The cybersecurity industry needs ethical hackers. You will be able to better detect risks and resolve flaws if you can put yourself in the shoes of an intruder and understand how they might approach a system.
When you work in cybersecurity, you must keep your skills up to date. Because technology is forever evolving, you must remain flexible and open to adopting new approaches is essential.
Knowledge of Operating Systems
A basic understanding of how operating systems are designed and handled on a practical level is an absolute must for any cybersecurity job.
Knowing how to protect data and secure mobile devices throughout a company could make the difference between keeping unethical hackers away and unwittingly allowing them in.
Scalable, consolidated systems are critical for rapidly growing businesses. While cloud systems can facilitate this expansion, they are not without flaws. As a cybersecurity professional, you will need to detect and prevent cyber threats to the company’s cloud systems.
Threats can sometimes slip through the cracks. If you’re new to cybersecurity, you’ll need a basic understanding of how to respond to a breach. Understanding the fundamentals of digital forensics and what tools to use when investigating an incident is essential.
Being able to code means learning programming languages like Java, Python, and C++. This skill comes in handy for you to work as a software engineer and is also relevant for other cyber security jobs.
The Internet of Things(IoT)
The Internet of Things is bringing the digital and physical worlds together to make the world smarter and more responsive. At the same time, it also makes us more vulnerable. Therefore it is important you understand protocols for detecting and preventing firewall breaches to maintain network security.
So, do you need a degree in cybersecurity to break into the field? In short, no. Certificate programs and boot camp training are more than sufficient for an entry-level position. Not only are companies doing away with degree requirements, but demand continues to grow at an exponential rate. So long as you possess the skills and knowledge necessary to succeed as a cybersecurity specialist, you can do without the degree.
The Certified Cyber Security Program at ICOHS College can be completed in just 12 months and prepares students to pass the following industry certifications: j
- CompTIA A+
- CompTIA Network+ +
- CompTIA Security +
- CompTIA PenTest+
- CompTIA Cloud+
- CompTIA CSA+
Scholarships and title IV funding are also available to help students cover the cost of tuition. Call us to speak to one of our representatives (858) 581-9460 or contact us via email for more information on financial assistance.
Students attending ICOHS College will have full access to our career counseling program. They’ll also receive lifetime job placement assistance after graduation.
ICOHS College is accredited by the ACCET(Accrediting Council for Continuing Education). To learn more about ICOHS College accreditations and licenses, visit our accreditation page.
What is the Entry-Level Cyber Security Salary?
As of Apr 15, 2022, the average annual pay for an Entry Level Cyber Security Analyst in the United States was $82,565 a year, or around $39.69 an hour. That amounts to $1,588/week or $6,880/month.
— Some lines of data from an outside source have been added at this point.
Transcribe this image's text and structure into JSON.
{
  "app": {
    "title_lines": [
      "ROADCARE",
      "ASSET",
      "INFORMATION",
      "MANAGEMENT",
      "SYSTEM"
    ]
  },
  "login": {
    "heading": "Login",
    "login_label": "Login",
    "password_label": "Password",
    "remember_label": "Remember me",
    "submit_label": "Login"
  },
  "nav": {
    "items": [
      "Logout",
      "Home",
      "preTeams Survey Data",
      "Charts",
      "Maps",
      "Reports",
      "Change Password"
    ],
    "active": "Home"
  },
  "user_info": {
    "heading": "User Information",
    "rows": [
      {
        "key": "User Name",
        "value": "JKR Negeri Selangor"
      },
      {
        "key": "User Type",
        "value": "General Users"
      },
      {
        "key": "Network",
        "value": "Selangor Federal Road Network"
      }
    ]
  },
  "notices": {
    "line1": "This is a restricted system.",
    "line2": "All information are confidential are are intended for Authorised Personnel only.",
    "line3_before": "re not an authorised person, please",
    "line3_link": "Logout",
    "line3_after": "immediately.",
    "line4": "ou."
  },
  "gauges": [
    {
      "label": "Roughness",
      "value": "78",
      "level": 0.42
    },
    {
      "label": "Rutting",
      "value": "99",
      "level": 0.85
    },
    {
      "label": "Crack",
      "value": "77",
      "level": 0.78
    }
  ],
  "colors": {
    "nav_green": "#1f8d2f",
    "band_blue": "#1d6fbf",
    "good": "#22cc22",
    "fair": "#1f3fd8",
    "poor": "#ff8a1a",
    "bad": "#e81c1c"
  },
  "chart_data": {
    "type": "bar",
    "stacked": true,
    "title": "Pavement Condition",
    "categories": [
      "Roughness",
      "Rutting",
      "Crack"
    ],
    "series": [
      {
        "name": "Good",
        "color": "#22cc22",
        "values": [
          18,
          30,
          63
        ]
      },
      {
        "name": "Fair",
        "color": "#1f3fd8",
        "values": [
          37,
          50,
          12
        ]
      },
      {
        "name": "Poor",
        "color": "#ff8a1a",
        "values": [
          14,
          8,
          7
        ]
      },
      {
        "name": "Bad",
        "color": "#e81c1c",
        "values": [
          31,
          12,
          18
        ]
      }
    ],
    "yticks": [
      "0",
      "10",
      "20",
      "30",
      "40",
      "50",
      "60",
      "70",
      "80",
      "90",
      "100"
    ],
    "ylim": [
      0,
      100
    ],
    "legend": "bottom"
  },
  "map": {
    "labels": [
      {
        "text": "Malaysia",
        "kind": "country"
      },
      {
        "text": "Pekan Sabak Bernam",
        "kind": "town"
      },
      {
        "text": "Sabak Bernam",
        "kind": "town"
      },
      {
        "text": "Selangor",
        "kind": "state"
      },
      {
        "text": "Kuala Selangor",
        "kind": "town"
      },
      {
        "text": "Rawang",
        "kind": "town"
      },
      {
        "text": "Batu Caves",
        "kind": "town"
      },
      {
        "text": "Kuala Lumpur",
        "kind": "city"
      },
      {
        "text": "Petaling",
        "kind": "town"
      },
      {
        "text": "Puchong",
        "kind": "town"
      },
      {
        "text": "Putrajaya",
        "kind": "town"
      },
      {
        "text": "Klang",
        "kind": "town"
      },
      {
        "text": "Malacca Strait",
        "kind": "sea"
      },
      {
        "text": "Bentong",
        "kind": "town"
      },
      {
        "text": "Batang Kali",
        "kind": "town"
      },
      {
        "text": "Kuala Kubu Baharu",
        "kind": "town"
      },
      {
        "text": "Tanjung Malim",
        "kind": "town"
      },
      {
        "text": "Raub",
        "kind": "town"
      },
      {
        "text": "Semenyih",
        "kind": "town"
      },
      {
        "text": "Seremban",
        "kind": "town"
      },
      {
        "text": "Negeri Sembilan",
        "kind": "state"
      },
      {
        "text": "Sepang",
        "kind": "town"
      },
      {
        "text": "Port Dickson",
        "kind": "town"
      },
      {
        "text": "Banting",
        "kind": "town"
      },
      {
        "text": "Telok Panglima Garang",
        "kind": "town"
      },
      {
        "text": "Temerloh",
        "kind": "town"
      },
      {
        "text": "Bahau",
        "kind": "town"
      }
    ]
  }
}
Can You Get Into Cybersecurity with a Computer Science Degree?
Cyber security is a rapidly expanding field open to applicants with a wide range of background knowledge. Many cybersecurity professionals hold degrees in related disciplines, such as computer science, computer engineering, or even mathematics.
Is Cybersecurity Hard To Get Into?
With the right skills and knowledge, it shouldn’t be too difficult to land a job in cybersecurity. The field is rapidly expanding, and demand is heavily increasing. As of now, there are more open positions than there are applicants available to fill them. So long as you demonstrate your ability to navigate.